It’s unclear what size fund the New York-based private equity will be targeting. However, fundraising should be quick, one person says. “They’re a really strong performer,” the source says.
In 2008, Sentinel Capital raised $765 million with its fourth PE fund, nearly 28% more than its $600 million target. Sentinel Capital Partners IV LP has produced a 32.5% net IRR, according to Dec. 31 data from CalPERS.
Sentinel focuses on the lower middle market and targets companies with less than $35 million EBITDA for platform deals. Sectors include consumer, food/restaurants, healthcare and industrials. The firm will provide from $20 million to $90 million equity per deal although its sweet spot are investments ranging from $30 million to $70 million, according to the firm’s website.

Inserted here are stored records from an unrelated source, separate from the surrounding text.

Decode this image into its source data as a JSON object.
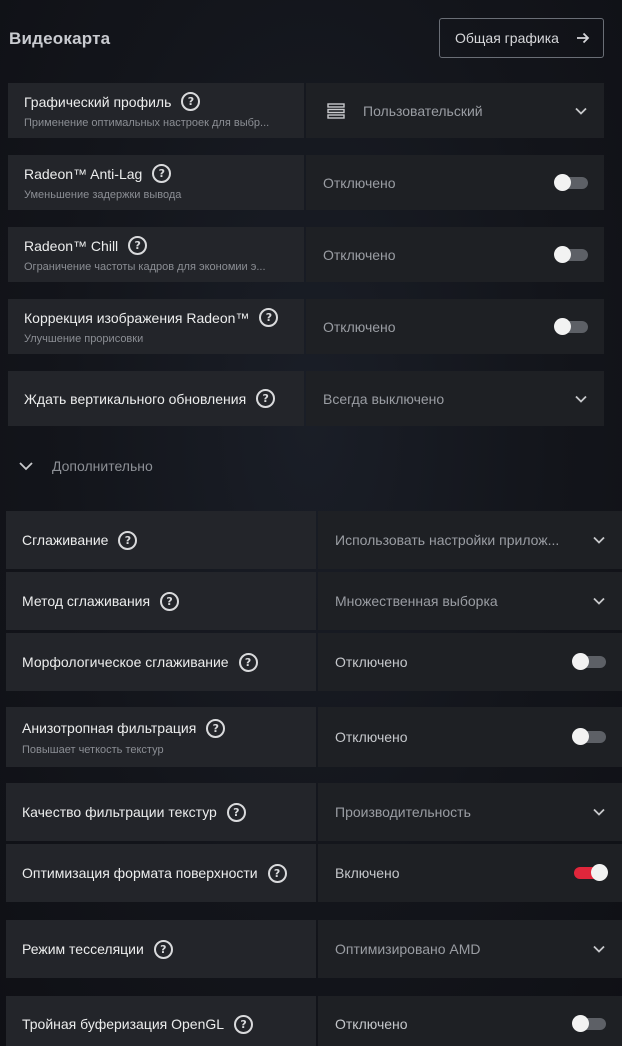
{
  "header": {
    "title": "Видеокарта",
    "overview_button": "Общая графика"
  },
  "colors": {
    "toggle_on": "#e0263b",
    "toggle_off": "#5d6066",
    "panel_left": "#23252a",
    "panel_right": "#1e2024"
  },
  "rows": [
    {
      "title": "Графический профиль",
      "subtitle": "Применение оптимальных настроек для выбр...",
      "value": "Пользовательский",
      "control": "dropdown",
      "icon": "profile-list-icon"
    },
    {
      "title": "Radeon™ Anti-Lag",
      "subtitle": "Уменьшение задержки вывода",
      "value": "Отключено",
      "control": "toggle",
      "state": false
    },
    {
      "title": "Radeon™ Chill",
      "subtitle": "Ограничение частоты кадров для экономии э...",
      "value": "Отключено",
      "control": "toggle",
      "state": false
    },
    {
      "title": "Коррекция изображения Radeon™",
      "subtitle": "Улучшение прорисовки",
      "value": "Отключено",
      "control": "toggle",
      "state": false
    },
    {
      "title": "Ждать вертикального обновления",
      "value": "Всегда выключено",
      "control": "dropdown"
    }
  ],
  "advanced": {
    "label": "Дополнительно",
    "expanded": true,
    "rows": [
      {
        "title": "Сглаживание",
        "value": "Использовать настройки прилож...",
        "control": "dropdown"
      },
      {
        "title": "Метод сглаживания",
        "value": "Множественная выборка",
        "control": "dropdown"
      },
      {
        "title": "Морфологическое сглаживание",
        "value": "Отключено",
        "control": "toggle",
        "state": false
      },
      {
        "title": "Анизотропная фильтрация",
        "subtitle": "Повышает четкость текстур",
        "value": "Отключено",
        "control": "toggle",
        "state": false
      },
      {
        "title": "Качество фильтрации текстур",
        "value": "Производительность",
        "control": "dropdown"
      },
      {
        "title": "Оптимизация формата поверхности",
        "value": "Включено",
        "control": "toggle",
        "state": true
      },
      {
        "title": "Режим тесселяции",
        "value": "Оптимизировано AMD",
        "control": "dropdown"
      },
      {
        "title": "Тройная буферизация OpenGL",
        "value": "Отключено",
        "control": "toggle",
        "state": false
      }
    ]
  }
}
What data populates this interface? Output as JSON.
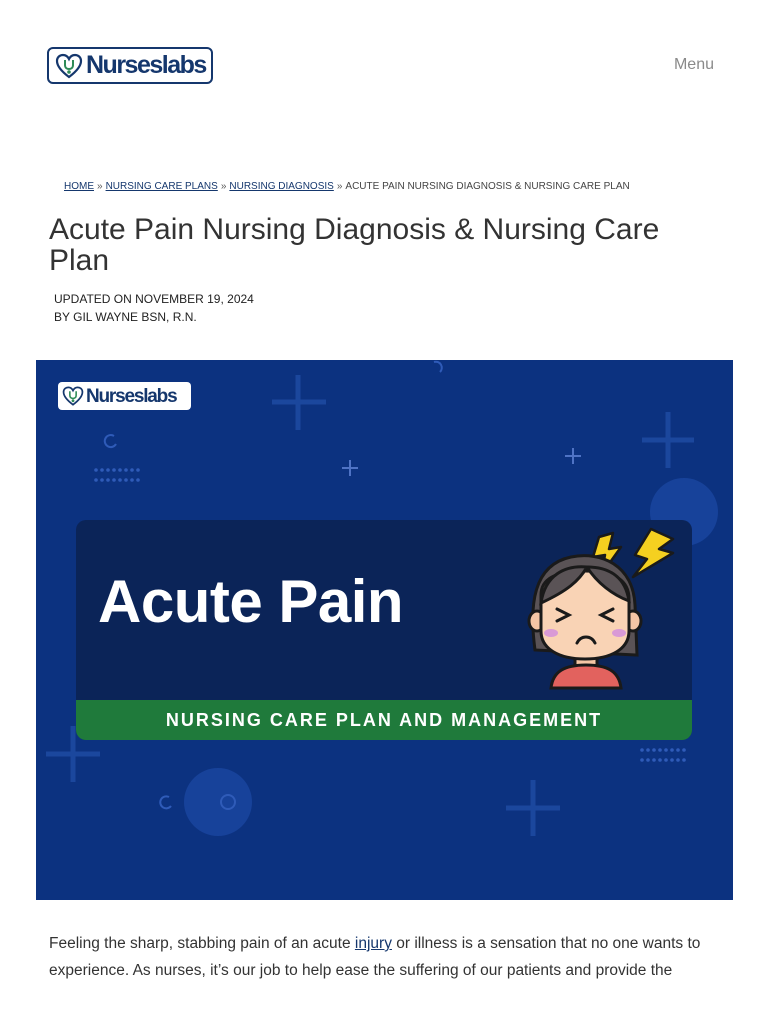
{
  "header": {
    "logo_text": "Nurseslabs",
    "menu_label": "Menu"
  },
  "breadcrumb": {
    "items": [
      "HOME",
      "NURSING CARE PLANS",
      "NURSING DIAGNOSIS"
    ],
    "separator": "»",
    "current": "ACUTE PAIN NURSING DIAGNOSIS & NURSING CARE PLAN"
  },
  "article": {
    "title": "Acute Pain Nursing Diagnosis & Nursing Care Plan",
    "updated": "UPDATED ON NOVEMBER 19, 2024",
    "byline": "BY GIL WAYNE BSN, R.N.",
    "intro_before_link": "Feeling the sharp, stabbing pain of an acute ",
    "intro_link": "injury",
    "intro_after_link": " or illness is a sensation that no one wants to experience. As nurses, it’s our job to help ease the suffering of our patients and provide the"
  },
  "hero": {
    "logo_text": "Nurseslabs",
    "heading": "Acute Pain",
    "banner": "NURSING CARE PLAN AND MANAGEMENT"
  },
  "colors": {
    "brand_navy": "#15376d",
    "hero_bg": "#0c3280",
    "hero_card": "#0b2458",
    "banner_green": "#1f7a3b",
    "lightning_yellow": "#f5d020"
  },
  "icons": {
    "logo": "heart-stethoscope-icon",
    "character": "girl-headache-icon"
  }
}
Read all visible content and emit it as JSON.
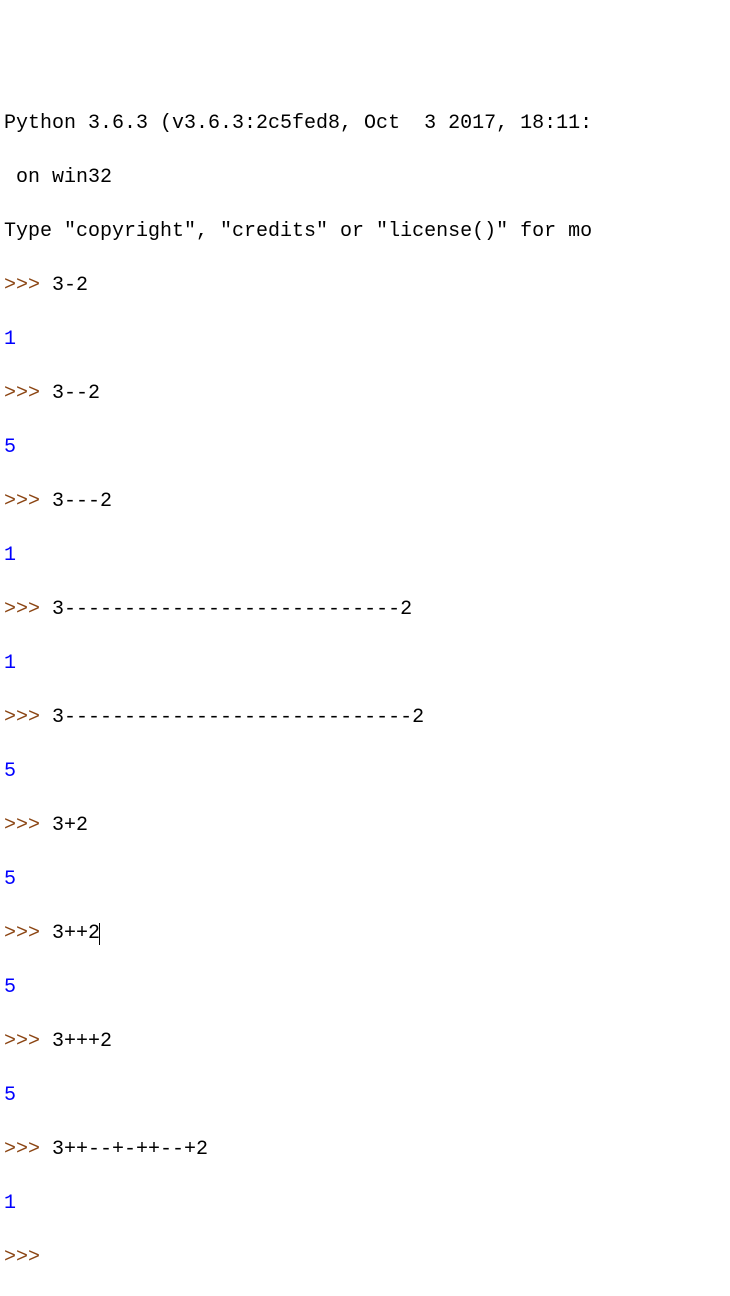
{
  "header": {
    "line1": "Python 3.6.3 (v3.6.3:2c5fed8, Oct  3 2017, 18:11:",
    "line2": " on win32",
    "line3": "Type \"copyright\", \"credits\" or \"license()\" for mo"
  },
  "prompt": ">>> ",
  "session": [
    {
      "input": "3-2",
      "output": "1"
    },
    {
      "input": "3--2",
      "output": "5"
    },
    {
      "input": "3---2",
      "output": "1"
    },
    {
      "input": "3----------------------------2",
      "output": "1"
    },
    {
      "input": "3-----------------------------2",
      "output": "5"
    },
    {
      "input": "3+2",
      "output": "5"
    },
    {
      "input": "3++2",
      "output": "5",
      "cursor": true
    },
    {
      "input": "3+++2",
      "output": "5"
    },
    {
      "input": "3++--+-++--+2",
      "output": "1"
    }
  ]
}
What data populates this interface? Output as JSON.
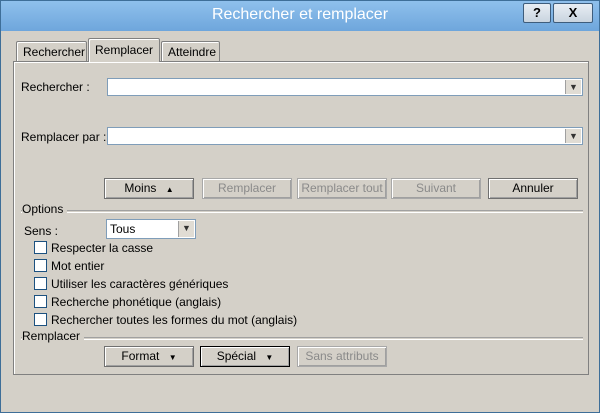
{
  "window": {
    "title": "Rechercher et remplacer",
    "help_label": "?",
    "close_label": "X"
  },
  "tabs": [
    {
      "label": "Rechercher"
    },
    {
      "label": "Remplacer",
      "active": true
    },
    {
      "label": "Atteindre"
    }
  ],
  "find": {
    "label": "Rechercher :",
    "value": ""
  },
  "replace": {
    "label": "Remplacer par :",
    "value": ""
  },
  "buttons": {
    "less": "Moins",
    "replace": "Remplacer",
    "replace_all": "Remplacer tout",
    "next": "Suivant",
    "cancel": "Annuler"
  },
  "options": {
    "section_label": "Options",
    "direction_label": "Sens :",
    "direction_value": "Tous",
    "checkboxes": [
      {
        "label": "Respecter la casse",
        "checked": false
      },
      {
        "label": "Mot entier",
        "checked": false
      },
      {
        "label": "Utiliser les caractères génériques",
        "checked": false
      },
      {
        "label": "Recherche phonétique (anglais)",
        "checked": false
      },
      {
        "label": "Rechercher toutes les formes du mot (anglais)",
        "checked": false
      }
    ]
  },
  "replace_section": {
    "section_label": "Remplacer",
    "format": "Format",
    "special": "Spécial",
    "no_attributes": "Sans attributs"
  },
  "icons": {
    "dropdown": "chevron-down-icon",
    "less_arrow": "triangle-up-icon",
    "menu_arrow": "triangle-down-icon"
  }
}
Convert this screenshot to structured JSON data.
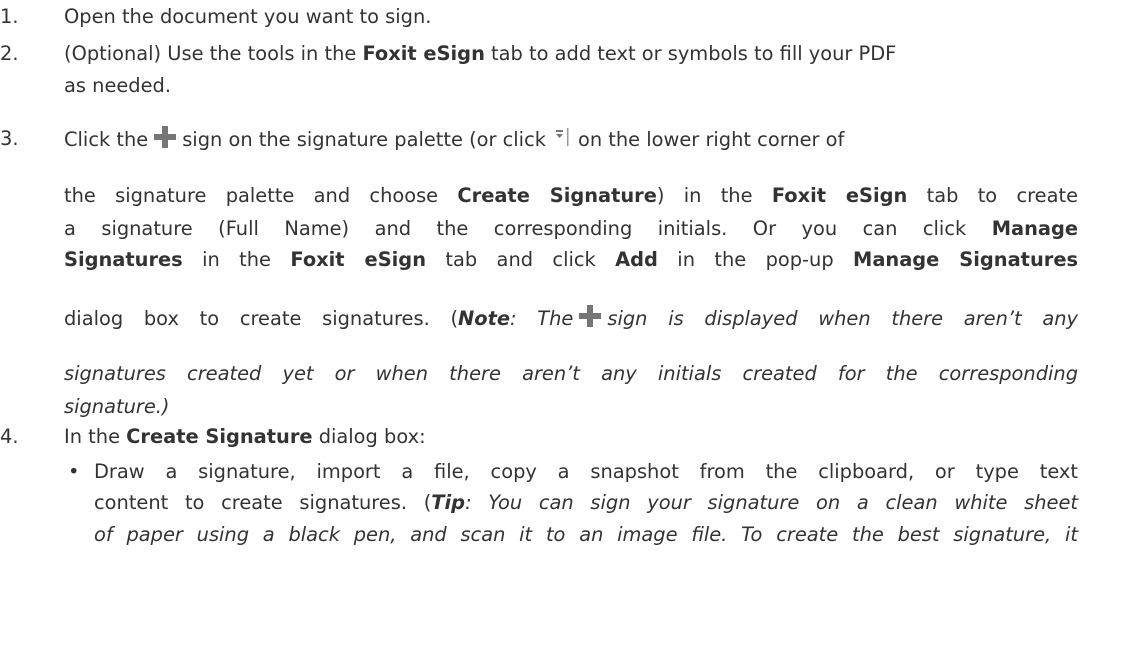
{
  "steps": [
    {
      "num": "1.",
      "text": "Open the document you want to sign."
    },
    {
      "num": "2.",
      "line1": {
        "a": "(Optional) Use the tools in the ",
        "b": "Foxit eSign",
        "c": " tab to add text or symbols to fill your PDF"
      },
      "line2": "as needed."
    },
    {
      "num": "3.",
      "line1": {
        "a": "Click the",
        "b": "sign on the signature palette (or click",
        "c": "on the lower right corner of"
      },
      "line2": {
        "a": "the signature palette and choose ",
        "b": "Create Signature",
        "c": ") in the ",
        "d": "Foxit eSign",
        "e": " tab to create"
      },
      "line3": {
        "a": "a signature (Full Name) and the corresponding initials. Or you can click ",
        "b": "Manage"
      },
      "line4": {
        "a": "Signatures",
        "b": " in the ",
        "c": "Foxit eSign",
        "d": " tab and click ",
        "e": "Add",
        "f": " in the pop-up ",
        "g": "Manage Signatures"
      },
      "line5": {
        "a": "dialog box to create signatures. (",
        "b": "Note",
        "c": ": The",
        "d": "sign is displayed when there aren’t any"
      },
      "line6": "signatures created yet or when there aren’t any initials created for the corresponding",
      "line7": "signature.)"
    },
    {
      "num": "4.",
      "line1": {
        "a": "In the ",
        "b": "Create Signature",
        "c": " dialog box:"
      },
      "bullet": "•",
      "sub1": "Draw a signature, import a file, copy a snapshot from the clipboard, or type text",
      "sub2": {
        "a": "content to create signatures. (",
        "b": "Tip",
        "c": ": You can sign your signature on a clean white sheet"
      },
      "sub3": "of paper using a black pen, and scan it to an image file. To create the best signature, it"
    }
  ],
  "icons": {
    "plus": "plus-icon",
    "palette_menu": "chevron-down-icon",
    "plus_color": "#757575"
  }
}
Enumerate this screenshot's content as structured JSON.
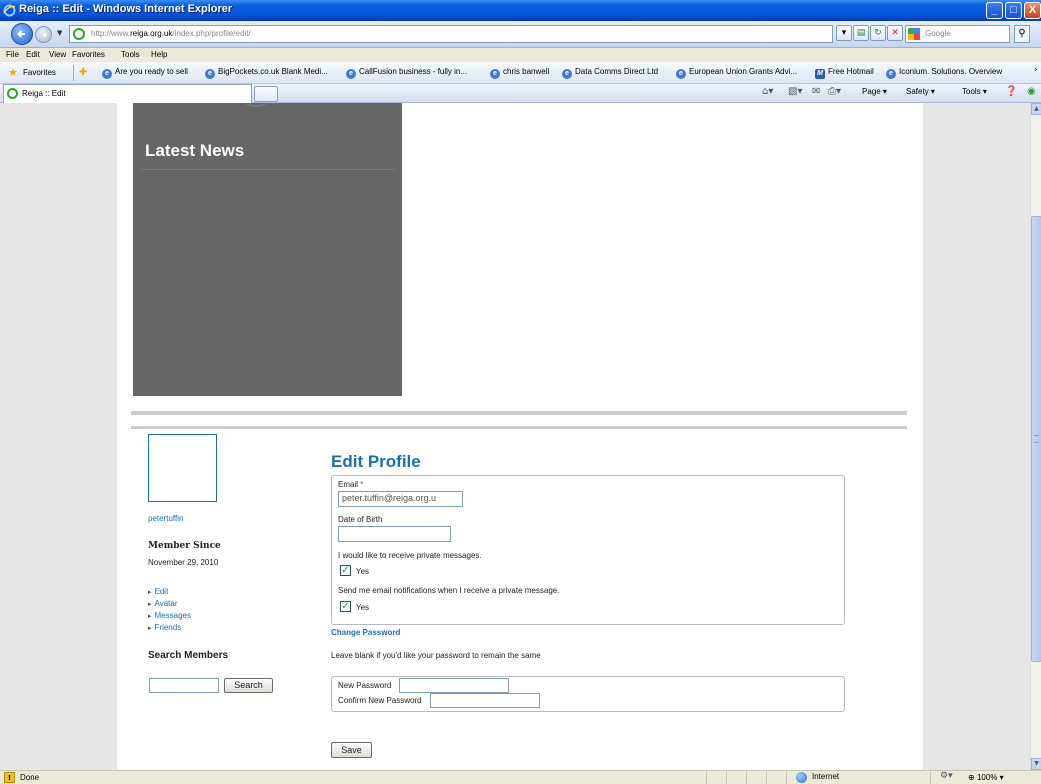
{
  "window": {
    "title": "Reiga :: Edit - Windows Internet Explorer",
    "min_label": "_",
    "max_label": "□",
    "close_label": "X"
  },
  "address_bar": {
    "url_prefix": "http://www.",
    "url_domain": "reiga.org.uk",
    "url_path": "/index.php/profile/edit/",
    "search_placeholder": "Google"
  },
  "menu": {
    "items": [
      "File",
      "Edit",
      "View",
      "Favorites",
      "Tools",
      "Help"
    ]
  },
  "favorites_bar": {
    "label": "Favorites",
    "items": [
      "Are you ready to sell",
      "BigPockets.co.uk Blank Medi...",
      "CallFusion business - fully in...",
      "chris banwell",
      "Data Comms Direct Ltd",
      "European Union Grants Advi...",
      "Free Hotmail",
      "Iconium. Solutions. Overview"
    ]
  },
  "tabs": {
    "active_title": "Reiga :: Edit"
  },
  "command_bar": {
    "page": "Page",
    "safety": "Safety",
    "tools": "Tools"
  },
  "page": {
    "latest_news_title": "Latest News",
    "sidebar": {
      "username": "petertuffin",
      "member_since_label": "Member Since",
      "member_since_date": "November 29, 2010",
      "links": [
        "Edit",
        "Avatar",
        "Messages",
        "Friends"
      ],
      "search_title": "Search Members",
      "search_button": "Search",
      "search_value": ""
    },
    "form": {
      "title": "Edit Profile",
      "email_label": "Email",
      "email_required": "*",
      "email_value": "peter.tuffin@reiga.org.u",
      "dob_label": "Date of Birth",
      "dob_value": "",
      "pm_label": "I would like to receive private messages.",
      "pm_option": "Yes",
      "pm_checked": true,
      "notify_label": "Send me email notifications when I receive a private message.",
      "notify_option": "Yes",
      "notify_checked": true,
      "change_password_title": "Change Password",
      "password_hint": "Leave blank if you'd like your password to remain the same",
      "new_password_label": "New Password",
      "confirm_password_label": "Confirm New Password",
      "save_button": "Save"
    }
  },
  "status_bar": {
    "text": "Done",
    "zone": "Internet",
    "zoom": "100%"
  },
  "colors": {
    "link_blue": "#1a6fb2",
    "news_panel": "#666666",
    "page_bg": "#e6e6e6"
  }
}
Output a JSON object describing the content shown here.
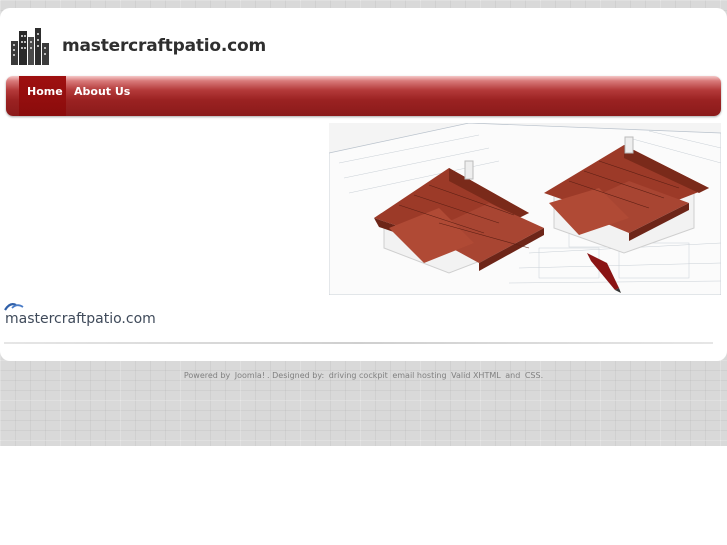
{
  "site": {
    "title": "mastercraftpatio.com",
    "footer_name": "mastercraftpatio.com"
  },
  "nav": {
    "items": [
      {
        "label": "Home",
        "active": true
      },
      {
        "label": "About Us",
        "active": false
      }
    ]
  },
  "footer": {
    "powered_by": "Powered by",
    "joomla": "Joomla!",
    "designed_by": ". Designed by:",
    "designer_link": "driving cockpit",
    "hosting_link": "email hosting",
    "xhtml_link": "Valid XHTML",
    "and": "and",
    "css_link": "CSS."
  },
  "icons": {
    "logo": "city-buildings-icon",
    "small_logo": "swoosh-logo-icon",
    "hero": "house-blueprint-image"
  },
  "colors": {
    "nav_red": "#9b2222",
    "active_tab": "#8a0c0c",
    "title_text": "#2f2f2f",
    "footer_text": "#808080"
  }
}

The buyout shop has been busy exiting investments recently. Yesterday, Sentinel said it was selling Massage Envy, which provides massage therapy and facial treatments across the U.S., to Roark Capital. Sentinel acquired Massage Envy in January 2010. Sentinel, in July, also sold LTI Boyd, which makes custom engineered components. The investment dates back to 2006 when Sentinel recapped LTI Flexible Products.
Sentinel recently exited two investments that it made in 2007. Sentinel sold Inscape Publishing, which provides assessment and training products that develop interpersonal skills, to John Wiley & Sons in February in an $85 million deal. In November, Sentinel also sold Trinity Consultants to Gryphon Investors.
Sentinel has still been putting capital to work, however. In April, the PE firm acquired Colson Group, a producer of industrial casters, wheels, and hardware-related products. Sentinel bought Huddle House, a restaurant chain, that same month. In March, National Spine & Pain Centers, a Sentinel portfolio company, acquired Capital Spine & Pain Centers. Sentinel, in October 2011, bought WellSpring Pharmaceutical Corp., a North American maker and marketer of over-the-counter and specialty prescription pharmaceuticals.
A Sentinel spokesman declined comment.
Photo courtesy of Shutterstock